I was born and raised in Lebanon and lived much of my life in Dubai. In 2006, when we moved to Canada, I vowed that I was not going to listen or watch news about the Middle East because it saddened me so much, even though my family was still there. I was able to do that but not for long. Having experienced the civil war my Libyan and Egyptian friends in Dubai used to sympathize with me and now I am constantly on Facebook trying to comfort them.
“Freedom is nothing but a chance to be better.” Albert Camus wrote.
Here in Montreal, however, I am caught up in a different type of news. Being a teacher I am disappointed with the education system, I am shocked to learn about high school dropout rates in Quebec, about school board battles with teachers over books and report cards, with parents over school closures. Bill 101, not having the choice to send your child to an English public school if you or your spouse haven’t attended one, depresses me. Back in Dubai our children studied English, French and Arabic in school, regardless of their mother tongue. It breaks my heart to hear politicians here in Quebec talk about extending Bill 101 to Cegeps, grades 12 and 13, depriving high school graduates of the freedom to choose to study in English or French. While in other parts of the world innocent people are getting killed fighting for democracy, for the simple right to live with some dignity and respect, here we are trying to limit the opportunities for our teenagers and youth, the right to make their own choices. In the Arab world, where in most parts there is no democracy, where people don’t vote to choose their leaders, I was able to educate my kids in the system that I chose. Twenty years ago, I was able to teach them four languages starting as early as when they were three years old. How can you not have a choice, here in this democratic country, in this day and age. Am I missing something?
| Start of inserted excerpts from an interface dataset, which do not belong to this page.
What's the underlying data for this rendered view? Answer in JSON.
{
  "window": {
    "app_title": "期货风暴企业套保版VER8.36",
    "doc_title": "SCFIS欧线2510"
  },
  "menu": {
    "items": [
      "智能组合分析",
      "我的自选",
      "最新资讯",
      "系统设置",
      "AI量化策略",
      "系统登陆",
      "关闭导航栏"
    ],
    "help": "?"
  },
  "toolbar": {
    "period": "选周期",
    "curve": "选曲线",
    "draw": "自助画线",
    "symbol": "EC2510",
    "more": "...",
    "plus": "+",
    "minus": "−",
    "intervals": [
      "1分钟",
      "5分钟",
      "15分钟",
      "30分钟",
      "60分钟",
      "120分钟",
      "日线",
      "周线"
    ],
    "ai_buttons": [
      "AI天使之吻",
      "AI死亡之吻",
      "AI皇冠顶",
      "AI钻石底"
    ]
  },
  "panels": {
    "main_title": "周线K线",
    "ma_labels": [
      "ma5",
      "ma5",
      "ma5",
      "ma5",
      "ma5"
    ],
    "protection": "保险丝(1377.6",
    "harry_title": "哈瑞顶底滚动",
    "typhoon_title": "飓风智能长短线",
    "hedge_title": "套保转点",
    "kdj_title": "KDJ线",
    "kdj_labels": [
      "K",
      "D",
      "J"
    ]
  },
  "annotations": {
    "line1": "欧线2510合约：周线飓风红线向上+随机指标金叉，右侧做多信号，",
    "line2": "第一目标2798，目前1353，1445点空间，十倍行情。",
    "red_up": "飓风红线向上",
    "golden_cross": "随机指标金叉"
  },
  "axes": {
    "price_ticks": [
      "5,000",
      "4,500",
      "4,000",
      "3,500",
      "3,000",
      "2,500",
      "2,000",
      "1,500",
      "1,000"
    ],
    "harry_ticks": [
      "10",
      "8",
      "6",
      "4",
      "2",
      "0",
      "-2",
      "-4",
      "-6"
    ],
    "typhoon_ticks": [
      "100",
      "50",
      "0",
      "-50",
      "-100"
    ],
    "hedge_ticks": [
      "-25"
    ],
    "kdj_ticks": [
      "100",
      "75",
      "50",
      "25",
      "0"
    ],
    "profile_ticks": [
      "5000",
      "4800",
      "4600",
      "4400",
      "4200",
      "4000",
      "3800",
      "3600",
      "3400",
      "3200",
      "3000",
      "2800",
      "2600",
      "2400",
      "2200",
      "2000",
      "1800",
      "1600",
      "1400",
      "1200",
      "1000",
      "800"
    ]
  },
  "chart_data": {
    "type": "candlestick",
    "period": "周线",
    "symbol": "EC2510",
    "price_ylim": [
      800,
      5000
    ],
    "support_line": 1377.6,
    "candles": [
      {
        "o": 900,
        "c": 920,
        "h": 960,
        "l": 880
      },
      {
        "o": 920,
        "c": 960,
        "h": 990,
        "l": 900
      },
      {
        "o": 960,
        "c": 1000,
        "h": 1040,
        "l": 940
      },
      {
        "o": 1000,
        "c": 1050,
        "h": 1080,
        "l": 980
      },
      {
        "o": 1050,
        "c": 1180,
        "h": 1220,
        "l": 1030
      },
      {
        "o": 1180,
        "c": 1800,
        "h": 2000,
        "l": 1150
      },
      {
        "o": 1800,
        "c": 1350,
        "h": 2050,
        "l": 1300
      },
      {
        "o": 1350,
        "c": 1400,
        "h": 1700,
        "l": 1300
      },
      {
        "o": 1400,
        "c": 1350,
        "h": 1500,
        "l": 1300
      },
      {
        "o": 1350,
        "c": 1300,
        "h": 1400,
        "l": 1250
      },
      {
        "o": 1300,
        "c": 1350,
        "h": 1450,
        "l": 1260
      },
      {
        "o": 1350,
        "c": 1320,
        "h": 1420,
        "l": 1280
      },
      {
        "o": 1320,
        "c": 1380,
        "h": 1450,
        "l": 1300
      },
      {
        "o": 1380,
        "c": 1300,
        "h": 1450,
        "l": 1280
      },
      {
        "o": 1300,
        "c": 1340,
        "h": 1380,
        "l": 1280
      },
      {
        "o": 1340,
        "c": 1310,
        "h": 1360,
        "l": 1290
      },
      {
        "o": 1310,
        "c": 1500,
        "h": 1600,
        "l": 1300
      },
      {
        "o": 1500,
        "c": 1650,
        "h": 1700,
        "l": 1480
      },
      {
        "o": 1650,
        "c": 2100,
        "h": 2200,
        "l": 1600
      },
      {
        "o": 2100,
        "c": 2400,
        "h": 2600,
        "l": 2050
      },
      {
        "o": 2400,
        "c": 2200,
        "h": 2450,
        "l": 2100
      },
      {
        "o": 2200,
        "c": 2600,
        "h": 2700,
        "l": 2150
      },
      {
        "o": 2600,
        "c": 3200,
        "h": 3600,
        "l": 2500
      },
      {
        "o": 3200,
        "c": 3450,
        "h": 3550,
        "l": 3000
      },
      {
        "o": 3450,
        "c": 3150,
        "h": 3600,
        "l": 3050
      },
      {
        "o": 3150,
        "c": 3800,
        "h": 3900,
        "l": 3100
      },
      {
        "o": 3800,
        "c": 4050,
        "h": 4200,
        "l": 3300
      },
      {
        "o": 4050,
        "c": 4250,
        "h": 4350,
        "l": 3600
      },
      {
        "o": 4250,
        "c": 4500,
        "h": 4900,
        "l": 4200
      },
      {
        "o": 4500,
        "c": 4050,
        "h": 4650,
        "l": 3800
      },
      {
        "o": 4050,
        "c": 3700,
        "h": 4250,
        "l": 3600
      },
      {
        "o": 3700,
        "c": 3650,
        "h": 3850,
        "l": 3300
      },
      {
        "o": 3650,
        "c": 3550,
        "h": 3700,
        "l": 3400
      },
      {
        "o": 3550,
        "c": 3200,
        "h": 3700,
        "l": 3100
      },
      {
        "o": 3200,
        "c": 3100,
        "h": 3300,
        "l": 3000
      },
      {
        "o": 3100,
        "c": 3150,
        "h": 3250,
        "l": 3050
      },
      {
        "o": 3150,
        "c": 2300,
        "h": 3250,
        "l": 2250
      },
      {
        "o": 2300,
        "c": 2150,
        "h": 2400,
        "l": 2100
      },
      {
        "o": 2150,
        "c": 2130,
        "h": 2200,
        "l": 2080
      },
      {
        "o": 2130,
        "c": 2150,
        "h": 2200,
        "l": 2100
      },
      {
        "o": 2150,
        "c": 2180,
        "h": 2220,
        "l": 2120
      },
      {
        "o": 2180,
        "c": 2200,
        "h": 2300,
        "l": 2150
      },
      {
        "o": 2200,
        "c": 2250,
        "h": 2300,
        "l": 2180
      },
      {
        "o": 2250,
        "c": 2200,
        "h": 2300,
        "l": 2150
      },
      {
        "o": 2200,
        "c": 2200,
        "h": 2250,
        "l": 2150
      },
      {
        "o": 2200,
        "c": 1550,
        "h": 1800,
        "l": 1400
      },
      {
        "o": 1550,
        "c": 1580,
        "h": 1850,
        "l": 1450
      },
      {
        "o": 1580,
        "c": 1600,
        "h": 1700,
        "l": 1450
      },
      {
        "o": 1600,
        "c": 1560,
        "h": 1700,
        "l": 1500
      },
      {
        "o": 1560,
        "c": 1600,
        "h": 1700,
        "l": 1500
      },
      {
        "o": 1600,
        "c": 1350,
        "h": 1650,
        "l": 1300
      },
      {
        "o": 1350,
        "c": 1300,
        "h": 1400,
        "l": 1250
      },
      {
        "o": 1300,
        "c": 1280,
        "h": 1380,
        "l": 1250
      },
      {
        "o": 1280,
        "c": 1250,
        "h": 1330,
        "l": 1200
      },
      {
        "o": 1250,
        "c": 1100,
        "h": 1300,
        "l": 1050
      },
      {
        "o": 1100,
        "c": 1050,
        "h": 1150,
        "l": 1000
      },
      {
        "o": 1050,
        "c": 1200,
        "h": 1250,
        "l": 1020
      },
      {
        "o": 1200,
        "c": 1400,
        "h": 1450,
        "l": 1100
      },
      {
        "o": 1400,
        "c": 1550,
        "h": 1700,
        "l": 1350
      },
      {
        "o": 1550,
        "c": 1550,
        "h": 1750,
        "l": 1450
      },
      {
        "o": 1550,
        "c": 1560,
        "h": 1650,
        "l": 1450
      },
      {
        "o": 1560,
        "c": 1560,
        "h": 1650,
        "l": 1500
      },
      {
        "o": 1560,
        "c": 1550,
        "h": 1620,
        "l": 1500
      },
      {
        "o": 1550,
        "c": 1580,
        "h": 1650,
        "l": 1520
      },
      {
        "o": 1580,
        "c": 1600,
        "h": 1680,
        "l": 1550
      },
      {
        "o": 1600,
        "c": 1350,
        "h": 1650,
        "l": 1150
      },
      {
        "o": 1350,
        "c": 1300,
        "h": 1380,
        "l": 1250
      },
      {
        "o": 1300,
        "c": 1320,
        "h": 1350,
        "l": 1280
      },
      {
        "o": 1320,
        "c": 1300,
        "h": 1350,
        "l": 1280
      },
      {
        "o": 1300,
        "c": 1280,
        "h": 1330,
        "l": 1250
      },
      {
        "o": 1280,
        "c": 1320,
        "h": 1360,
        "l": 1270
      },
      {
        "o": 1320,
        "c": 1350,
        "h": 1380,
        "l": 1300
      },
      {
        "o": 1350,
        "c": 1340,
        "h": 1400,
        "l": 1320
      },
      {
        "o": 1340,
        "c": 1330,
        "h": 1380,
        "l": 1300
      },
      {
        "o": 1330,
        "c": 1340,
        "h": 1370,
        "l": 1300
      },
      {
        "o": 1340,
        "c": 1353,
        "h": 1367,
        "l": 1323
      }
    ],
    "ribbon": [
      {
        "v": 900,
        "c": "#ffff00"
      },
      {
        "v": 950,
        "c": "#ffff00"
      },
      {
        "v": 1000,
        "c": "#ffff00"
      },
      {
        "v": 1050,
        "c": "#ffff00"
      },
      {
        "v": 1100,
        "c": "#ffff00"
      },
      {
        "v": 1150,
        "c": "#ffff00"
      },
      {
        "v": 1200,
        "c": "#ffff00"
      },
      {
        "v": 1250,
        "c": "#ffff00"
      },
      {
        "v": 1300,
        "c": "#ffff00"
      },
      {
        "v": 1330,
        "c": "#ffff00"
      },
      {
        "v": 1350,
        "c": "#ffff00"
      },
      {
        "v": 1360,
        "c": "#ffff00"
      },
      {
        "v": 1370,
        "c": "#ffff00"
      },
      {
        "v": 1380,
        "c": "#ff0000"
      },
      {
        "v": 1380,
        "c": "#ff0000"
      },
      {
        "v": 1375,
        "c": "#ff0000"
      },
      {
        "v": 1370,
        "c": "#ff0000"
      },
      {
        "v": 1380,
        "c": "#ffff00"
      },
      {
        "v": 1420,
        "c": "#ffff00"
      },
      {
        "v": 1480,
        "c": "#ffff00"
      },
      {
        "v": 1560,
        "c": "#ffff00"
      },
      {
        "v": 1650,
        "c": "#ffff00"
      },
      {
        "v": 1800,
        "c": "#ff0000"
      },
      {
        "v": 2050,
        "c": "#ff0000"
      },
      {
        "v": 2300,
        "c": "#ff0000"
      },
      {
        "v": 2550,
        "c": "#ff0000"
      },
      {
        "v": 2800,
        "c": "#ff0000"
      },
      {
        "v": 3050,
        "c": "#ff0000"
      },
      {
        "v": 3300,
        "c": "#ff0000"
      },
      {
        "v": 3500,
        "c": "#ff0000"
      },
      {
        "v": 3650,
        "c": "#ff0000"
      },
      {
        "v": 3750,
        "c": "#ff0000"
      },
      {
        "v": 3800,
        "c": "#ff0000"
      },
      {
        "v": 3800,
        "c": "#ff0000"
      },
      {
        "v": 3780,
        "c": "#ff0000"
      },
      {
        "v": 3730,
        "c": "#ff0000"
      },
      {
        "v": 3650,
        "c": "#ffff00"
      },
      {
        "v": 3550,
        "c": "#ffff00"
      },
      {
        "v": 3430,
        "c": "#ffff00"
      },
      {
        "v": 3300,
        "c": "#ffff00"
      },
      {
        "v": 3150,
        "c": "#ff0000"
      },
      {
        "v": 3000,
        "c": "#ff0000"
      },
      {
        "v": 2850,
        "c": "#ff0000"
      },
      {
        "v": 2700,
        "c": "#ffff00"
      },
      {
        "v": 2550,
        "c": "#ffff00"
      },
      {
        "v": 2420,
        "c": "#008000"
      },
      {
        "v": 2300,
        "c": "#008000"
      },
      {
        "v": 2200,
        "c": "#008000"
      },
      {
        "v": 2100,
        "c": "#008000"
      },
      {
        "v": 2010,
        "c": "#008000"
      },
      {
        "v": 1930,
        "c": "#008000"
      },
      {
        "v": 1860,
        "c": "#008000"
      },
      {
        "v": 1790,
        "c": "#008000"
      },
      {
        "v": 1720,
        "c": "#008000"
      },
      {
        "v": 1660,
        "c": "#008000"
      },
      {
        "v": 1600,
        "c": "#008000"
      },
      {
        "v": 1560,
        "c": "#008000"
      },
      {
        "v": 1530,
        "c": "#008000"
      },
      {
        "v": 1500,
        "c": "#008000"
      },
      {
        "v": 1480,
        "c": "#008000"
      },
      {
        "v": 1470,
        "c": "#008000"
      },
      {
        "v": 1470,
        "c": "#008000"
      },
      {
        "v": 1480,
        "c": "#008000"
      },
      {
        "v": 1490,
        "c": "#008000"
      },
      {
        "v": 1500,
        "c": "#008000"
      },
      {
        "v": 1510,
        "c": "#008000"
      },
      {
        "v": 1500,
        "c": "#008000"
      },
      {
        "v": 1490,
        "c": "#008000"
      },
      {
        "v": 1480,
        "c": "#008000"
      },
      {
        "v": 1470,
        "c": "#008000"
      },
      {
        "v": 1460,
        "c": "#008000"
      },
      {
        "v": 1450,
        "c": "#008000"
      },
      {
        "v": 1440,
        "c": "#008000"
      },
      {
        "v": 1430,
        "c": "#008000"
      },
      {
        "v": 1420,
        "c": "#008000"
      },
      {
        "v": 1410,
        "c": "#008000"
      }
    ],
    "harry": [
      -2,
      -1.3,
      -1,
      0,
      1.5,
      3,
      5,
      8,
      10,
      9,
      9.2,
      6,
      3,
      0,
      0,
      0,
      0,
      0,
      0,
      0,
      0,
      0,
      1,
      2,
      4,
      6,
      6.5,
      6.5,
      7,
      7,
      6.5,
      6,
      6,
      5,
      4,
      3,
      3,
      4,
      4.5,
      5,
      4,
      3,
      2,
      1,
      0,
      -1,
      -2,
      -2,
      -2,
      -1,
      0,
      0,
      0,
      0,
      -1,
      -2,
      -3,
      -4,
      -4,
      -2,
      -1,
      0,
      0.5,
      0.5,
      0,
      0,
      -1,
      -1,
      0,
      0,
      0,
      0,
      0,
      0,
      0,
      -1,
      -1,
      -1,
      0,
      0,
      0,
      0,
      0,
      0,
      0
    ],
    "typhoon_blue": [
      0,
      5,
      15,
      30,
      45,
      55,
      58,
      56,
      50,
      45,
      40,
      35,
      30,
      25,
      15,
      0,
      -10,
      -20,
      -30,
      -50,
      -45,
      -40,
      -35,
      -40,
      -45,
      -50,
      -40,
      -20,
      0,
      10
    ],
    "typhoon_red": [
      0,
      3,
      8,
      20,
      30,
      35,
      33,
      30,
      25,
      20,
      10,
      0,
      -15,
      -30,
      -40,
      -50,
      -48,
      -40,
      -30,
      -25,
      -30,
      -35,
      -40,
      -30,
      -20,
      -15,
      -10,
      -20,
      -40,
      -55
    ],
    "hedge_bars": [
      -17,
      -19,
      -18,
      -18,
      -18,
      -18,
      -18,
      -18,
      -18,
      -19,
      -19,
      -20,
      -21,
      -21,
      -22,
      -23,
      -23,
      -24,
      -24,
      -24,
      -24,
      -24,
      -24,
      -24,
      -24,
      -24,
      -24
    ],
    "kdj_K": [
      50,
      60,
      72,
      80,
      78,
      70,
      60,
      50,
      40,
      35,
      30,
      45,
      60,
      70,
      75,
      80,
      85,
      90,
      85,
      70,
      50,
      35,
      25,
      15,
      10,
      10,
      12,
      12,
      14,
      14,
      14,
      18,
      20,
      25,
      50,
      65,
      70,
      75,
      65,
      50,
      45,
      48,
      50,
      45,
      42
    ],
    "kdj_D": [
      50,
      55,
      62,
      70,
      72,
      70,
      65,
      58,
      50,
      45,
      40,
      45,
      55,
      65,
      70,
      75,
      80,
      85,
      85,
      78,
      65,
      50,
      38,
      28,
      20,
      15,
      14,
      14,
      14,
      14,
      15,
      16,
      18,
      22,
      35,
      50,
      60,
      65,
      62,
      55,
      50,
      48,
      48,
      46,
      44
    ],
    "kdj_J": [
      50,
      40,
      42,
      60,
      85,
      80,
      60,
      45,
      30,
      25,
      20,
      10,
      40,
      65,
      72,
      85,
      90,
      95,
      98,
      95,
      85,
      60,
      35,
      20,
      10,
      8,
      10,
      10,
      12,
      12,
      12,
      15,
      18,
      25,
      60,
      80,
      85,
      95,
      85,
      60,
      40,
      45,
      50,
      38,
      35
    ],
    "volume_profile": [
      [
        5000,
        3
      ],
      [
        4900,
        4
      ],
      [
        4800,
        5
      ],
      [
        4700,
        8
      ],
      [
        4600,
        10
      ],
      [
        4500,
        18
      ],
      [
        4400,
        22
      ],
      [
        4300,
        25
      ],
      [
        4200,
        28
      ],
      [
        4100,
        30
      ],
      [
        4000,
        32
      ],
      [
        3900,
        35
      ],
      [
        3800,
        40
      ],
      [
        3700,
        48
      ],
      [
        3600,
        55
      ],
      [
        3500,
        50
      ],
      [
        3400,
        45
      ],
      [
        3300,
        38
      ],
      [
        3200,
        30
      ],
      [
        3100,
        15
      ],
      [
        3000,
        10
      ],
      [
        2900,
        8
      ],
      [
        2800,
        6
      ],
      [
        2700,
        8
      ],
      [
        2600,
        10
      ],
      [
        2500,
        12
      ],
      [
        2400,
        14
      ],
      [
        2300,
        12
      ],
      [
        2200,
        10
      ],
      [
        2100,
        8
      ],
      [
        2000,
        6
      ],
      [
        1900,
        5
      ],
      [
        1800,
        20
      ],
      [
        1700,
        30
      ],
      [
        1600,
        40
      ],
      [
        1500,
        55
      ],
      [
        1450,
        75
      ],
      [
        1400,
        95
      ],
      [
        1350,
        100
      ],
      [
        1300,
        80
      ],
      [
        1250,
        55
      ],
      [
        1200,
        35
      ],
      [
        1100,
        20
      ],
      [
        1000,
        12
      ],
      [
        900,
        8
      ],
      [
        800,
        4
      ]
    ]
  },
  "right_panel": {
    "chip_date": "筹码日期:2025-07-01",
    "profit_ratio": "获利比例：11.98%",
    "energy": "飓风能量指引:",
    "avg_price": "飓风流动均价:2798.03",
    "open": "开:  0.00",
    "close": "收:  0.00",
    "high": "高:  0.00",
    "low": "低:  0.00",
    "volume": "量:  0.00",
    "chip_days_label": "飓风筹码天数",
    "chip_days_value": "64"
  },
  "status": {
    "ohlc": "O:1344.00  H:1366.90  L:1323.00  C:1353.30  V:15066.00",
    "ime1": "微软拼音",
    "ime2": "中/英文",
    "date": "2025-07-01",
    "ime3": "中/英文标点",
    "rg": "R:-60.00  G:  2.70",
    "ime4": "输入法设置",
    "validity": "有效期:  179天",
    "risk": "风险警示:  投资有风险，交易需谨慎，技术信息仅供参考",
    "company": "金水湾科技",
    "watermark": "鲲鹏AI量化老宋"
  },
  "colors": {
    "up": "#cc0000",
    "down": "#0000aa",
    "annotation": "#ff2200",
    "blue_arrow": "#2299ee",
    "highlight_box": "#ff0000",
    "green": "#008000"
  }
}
It is Aleksandr Solzhenitsyn who wrote:
“Own only what you can always carry with you: know languages, know countries, know people. Let your memory be your travel bag.”
Having survived the civil war and being displaced more than once, I know the value of education as my parents knew before me. It is because of our education and knowledge that we were able to succeed and provide a decent living for our children and educate them the best we could. It is our duty as parents and responsibility as adults to leave something to our children, to the generations after us. To provide them with limitless opportunities, to give them the best choices for acquiring education and knowledge, quoting Henry James;
“The right time is any time that one is still so lucky as to have.”
It is upon our shoulders to prepare our youth for the world, that no matter what disaster, economic crisis, or political unrest they face, they can well stand on their feet and start all over again. Let us correct what we are all so guilty of so far.
“We are all so guilty at the way we have allowed the world around us to become more ugly and tasteless every year that we surrender to terror and steep ourselves in it.” Norman Mailer